God gave us the Ten Commandments for two reasons. First, the Commandments were given to make us aware of sin (disobedience to God’s will) hence, what separates us from Him and the consequences of our disobedience – that being death and eternal separation from Him. Second, the Commandments were given to show us our need for God, for we cannot fulfill His Commandments by our own accord. It is impossible. Breaking just one law is in equal in consequence as breaking all the laws. In other words, one law is no greater in significance than another and fulfilling the breaking of just on or just a couple of laws verses the breaking of many did not alter or temper God’s judgement for punishment. However, by way of His unconditional love (unmerited [undeserved] favor) for us (referred to as God's grace), God sent His only begotten Son to fulfill the requirements of the Law for us, thus saving us (redeeming us by way of forgiveness) from the death penalty, thus paving the way for reconciliation (oneness with Him).
Although as believers we understand the above to be true, many professed Christians (being saved by God's grace) continue to place themselves under the law believing they can become holy by their own accord (efforts). This often is motivated by pride, thus desire to be “spiritually elite”, when compared to other Christians. We see spiritually elite worshipers in our churches – those being the ones who “cherry-pick” select Commandments (they believe they successfully fulfill by their own efforts) to beat about the heads and shoulders of others. Not only are these spiritually elite (Pharisaical) people not given the authority to behave in such ways, they are in Christ’s words “hypocrites” – deceivers of the truth regarding God’s mercy and unconditional love for all of us. Sadly too, is that these self-righteous believers, indicate by their behavior that Christ died in vain. To say, by way of faith, you are believer and follower in the teachings and instructions of Jesus Christ means that you believe that Christ has fulfilled the laws for us and by way of His own death and resurrection, redeemed us (saved us) from the consequences of breaking God’s Commandments. To practice strict observance of the law (or parts of it); advocate the following of select laws; and or to conduct oneself without regard to the Spirit of Christ is, in Christ's own words, being hypocritical, thus deceivers of the truth.

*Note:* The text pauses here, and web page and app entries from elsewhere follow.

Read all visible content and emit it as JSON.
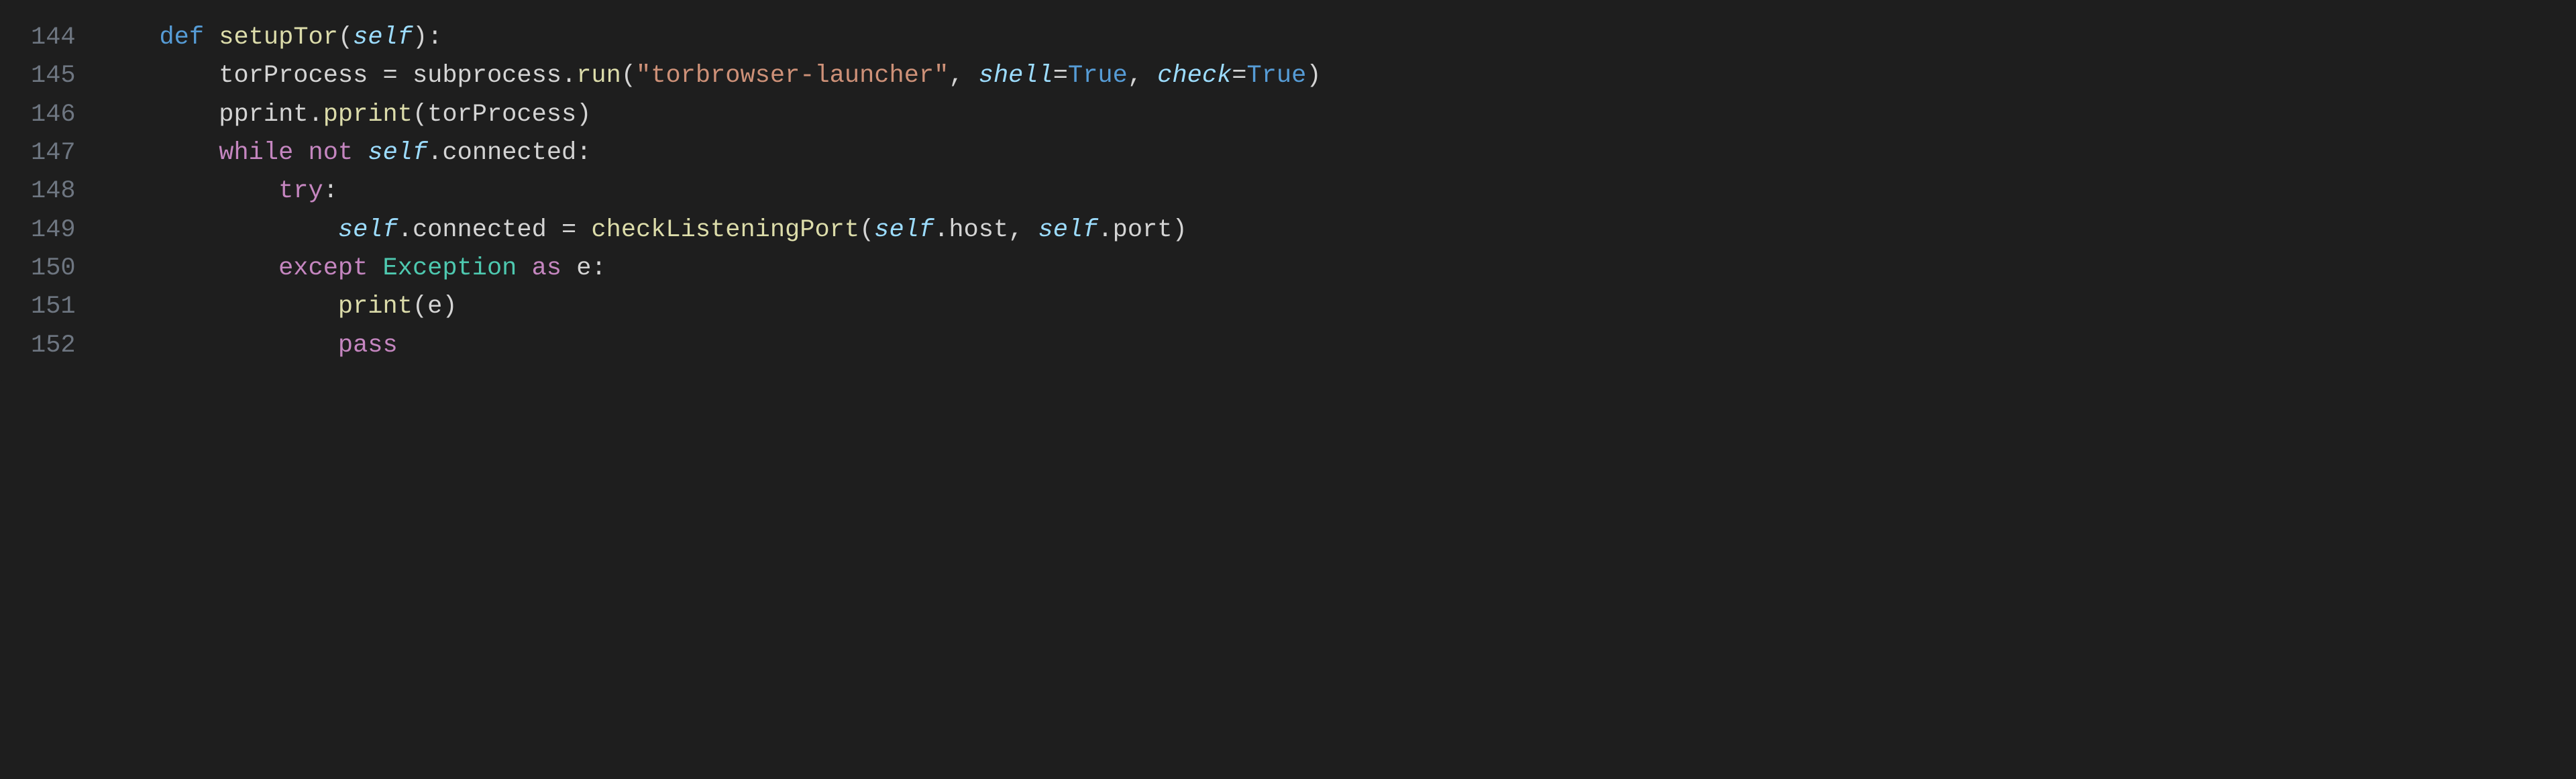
{
  "editor": {
    "line_numbers": [
      "144",
      "145",
      "146",
      "147",
      "148",
      "149",
      "150",
      "151",
      "152"
    ],
    "lines": [
      {
        "indent": "    ",
        "tokens": [
          {
            "cls": "kw-def",
            "text": "def"
          },
          {
            "cls": "default",
            "text": " "
          },
          {
            "cls": "fn-name",
            "text": "setupTor"
          },
          {
            "cls": "punct",
            "text": "("
          },
          {
            "cls": "selfkw",
            "text": "self"
          },
          {
            "cls": "punct",
            "text": "):"
          }
        ]
      },
      {
        "indent": "        ",
        "tokens": [
          {
            "cls": "default",
            "text": "torProcess "
          },
          {
            "cls": "punct",
            "text": "= "
          },
          {
            "cls": "default",
            "text": "subprocess."
          },
          {
            "cls": "call",
            "text": "run"
          },
          {
            "cls": "punct",
            "text": "("
          },
          {
            "cls": "string",
            "text": "\"torbrowser-launcher\""
          },
          {
            "cls": "punct",
            "text": ", "
          },
          {
            "cls": "param",
            "text": "shell"
          },
          {
            "cls": "punct",
            "text": "="
          },
          {
            "cls": "const",
            "text": "True"
          },
          {
            "cls": "punct",
            "text": ", "
          },
          {
            "cls": "param",
            "text": "check"
          },
          {
            "cls": "punct",
            "text": "="
          },
          {
            "cls": "const",
            "text": "True"
          },
          {
            "cls": "punct",
            "text": ")"
          }
        ]
      },
      {
        "indent": "        ",
        "tokens": [
          {
            "cls": "default",
            "text": "pprint."
          },
          {
            "cls": "call",
            "text": "pprint"
          },
          {
            "cls": "punct",
            "text": "("
          },
          {
            "cls": "default",
            "text": "torProcess"
          },
          {
            "cls": "punct",
            "text": ")"
          }
        ]
      },
      {
        "indent": "        ",
        "tokens": [
          {
            "cls": "kw-flow",
            "text": "while"
          },
          {
            "cls": "default",
            "text": " "
          },
          {
            "cls": "kw-flow",
            "text": "not"
          },
          {
            "cls": "default",
            "text": " "
          },
          {
            "cls": "selfkw",
            "text": "self"
          },
          {
            "cls": "punct",
            "text": "."
          },
          {
            "cls": "default",
            "text": "connected"
          },
          {
            "cls": "punct",
            "text": ":"
          }
        ]
      },
      {
        "indent": "            ",
        "tokens": [
          {
            "cls": "kw-flow",
            "text": "try"
          },
          {
            "cls": "punct",
            "text": ":"
          }
        ]
      },
      {
        "indent": "                ",
        "tokens": [
          {
            "cls": "selfkw",
            "text": "self"
          },
          {
            "cls": "punct",
            "text": "."
          },
          {
            "cls": "default",
            "text": "connected "
          },
          {
            "cls": "punct",
            "text": "= "
          },
          {
            "cls": "call",
            "text": "checkListeningPort"
          },
          {
            "cls": "punct",
            "text": "("
          },
          {
            "cls": "selfkw",
            "text": "self"
          },
          {
            "cls": "punct",
            "text": "."
          },
          {
            "cls": "default",
            "text": "host"
          },
          {
            "cls": "punct",
            "text": ", "
          },
          {
            "cls": "selfkw",
            "text": "self"
          },
          {
            "cls": "punct",
            "text": "."
          },
          {
            "cls": "default",
            "text": "port"
          },
          {
            "cls": "punct",
            "text": ")"
          }
        ]
      },
      {
        "indent": "            ",
        "tokens": [
          {
            "cls": "kw-flow",
            "text": "except"
          },
          {
            "cls": "default",
            "text": " "
          },
          {
            "cls": "clsname",
            "text": "Exception"
          },
          {
            "cls": "default",
            "text": " "
          },
          {
            "cls": "kw-flow",
            "text": "as"
          },
          {
            "cls": "default",
            "text": " "
          },
          {
            "cls": "var-e",
            "text": "e"
          },
          {
            "cls": "punct",
            "text": ":"
          }
        ]
      },
      {
        "indent": "                ",
        "tokens": [
          {
            "cls": "call",
            "text": "print"
          },
          {
            "cls": "punct",
            "text": "("
          },
          {
            "cls": "default",
            "text": "e"
          },
          {
            "cls": "punct",
            "text": ")"
          }
        ]
      },
      {
        "indent": "                ",
        "tokens": [
          {
            "cls": "kw-flow",
            "text": "pass"
          }
        ]
      }
    ]
  }
}
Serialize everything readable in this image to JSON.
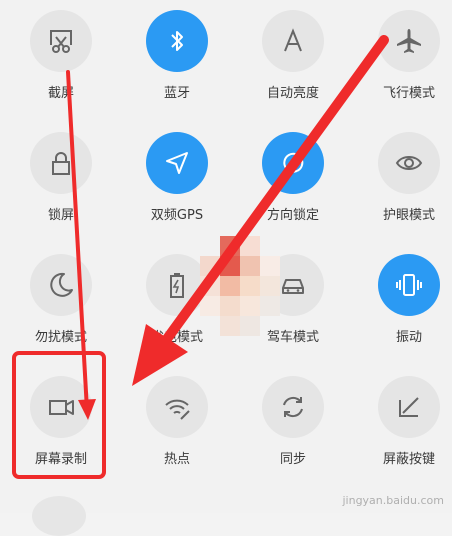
{
  "tiles": [
    {
      "label": "截屏",
      "icon": "screenshot-icon",
      "active": false
    },
    {
      "label": "蓝牙",
      "icon": "bluetooth-icon",
      "active": true
    },
    {
      "label": "自动亮度",
      "icon": "auto-brightness-icon",
      "active": false
    },
    {
      "label": "飞行模式",
      "icon": "airplane-icon",
      "active": false
    },
    {
      "label": "锁屏",
      "icon": "lock-icon",
      "active": false
    },
    {
      "label": "双频GPS",
      "icon": "gps-icon",
      "active": true
    },
    {
      "label": "方向锁定",
      "icon": "rotation-lock-icon",
      "active": true
    },
    {
      "label": "护眼模式",
      "icon": "eye-icon",
      "active": false
    },
    {
      "label": "勿扰模式",
      "icon": "moon-icon",
      "active": false
    },
    {
      "label": "省电模式",
      "icon": "battery-icon",
      "active": false
    },
    {
      "label": "驾车模式",
      "icon": "car-icon",
      "active": false
    },
    {
      "label": "振动",
      "icon": "vibrate-icon",
      "active": true
    },
    {
      "label": "屏幕录制",
      "icon": "screen-record-icon",
      "active": false
    },
    {
      "label": "热点",
      "icon": "hotspot-icon",
      "active": false
    },
    {
      "label": "同步",
      "icon": "sync-icon",
      "active": false
    },
    {
      "label": "屏蔽按键",
      "icon": "block-keys-icon",
      "active": false
    }
  ],
  "colors": {
    "active": "#2b9af3",
    "inactive": "#e5e5e5",
    "annotation": "#ef2b2b"
  },
  "watermark": "jingyan.baidu.com"
}
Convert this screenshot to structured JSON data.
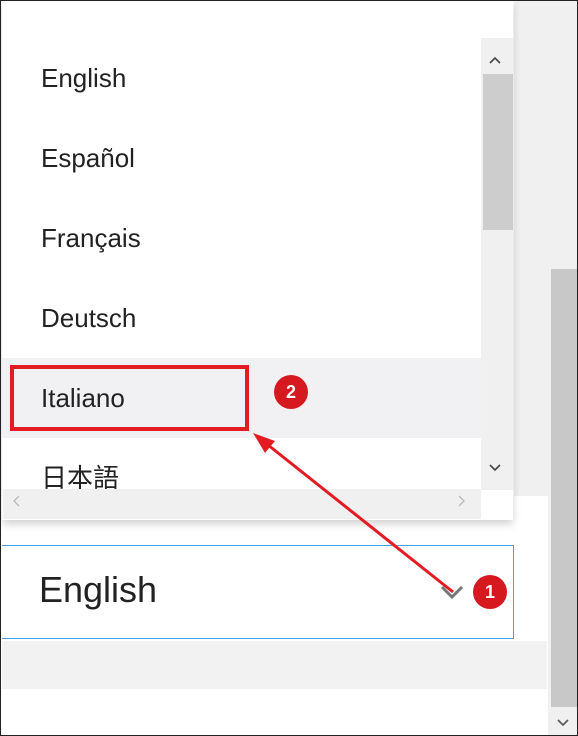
{
  "dropdown": {
    "options": [
      "English",
      "Español",
      "Français",
      "Deutsch",
      "Italiano",
      "日本語"
    ],
    "hovered_option": "Italiano"
  },
  "select": {
    "value": "English"
  },
  "annotations": {
    "step_1": "1",
    "step_2": "2",
    "color": "#e31b23"
  },
  "scroll_icons": {
    "up": "chevron-up-icon",
    "down": "chevron-down-icon",
    "left": "chevron-left-icon",
    "right": "chevron-right-icon"
  }
}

Summary: As believers, our call is to be stable in our understanding, thus thinking, in fulfilling God’s purpose while here on earth. We are to have the sureness of understanding of who we are in relation to God and our need for Him in all things. We must, by way of Jesus Christ, be spiritually connected with God and not to the world for our answers and direction. We must be steadfast in our quest to abide in Christ for all things and with this, experience the indwelling of His Spirit (the Holy Spirit). To do so requires us to be vigilant of the Evil One’s efforts to deceive us in believing we can be one with God while at the same time being our own God. Finally, we must resist Satan’s efforts for us to mix the truths of the Gospel as it pertains grace and the Law. To mix the two again leads to being unstable in our ways. To mix the Law with Grace denies us from experiencing the fullness of Christ and our Father’s love and further nourishes the deadly disease of pride from which separates us from God. Our call is to be single-minded by being well grounded in God’s Word, and with it, His command to listen to Christ, and only Christ. For He is the light and the truth. There is no other.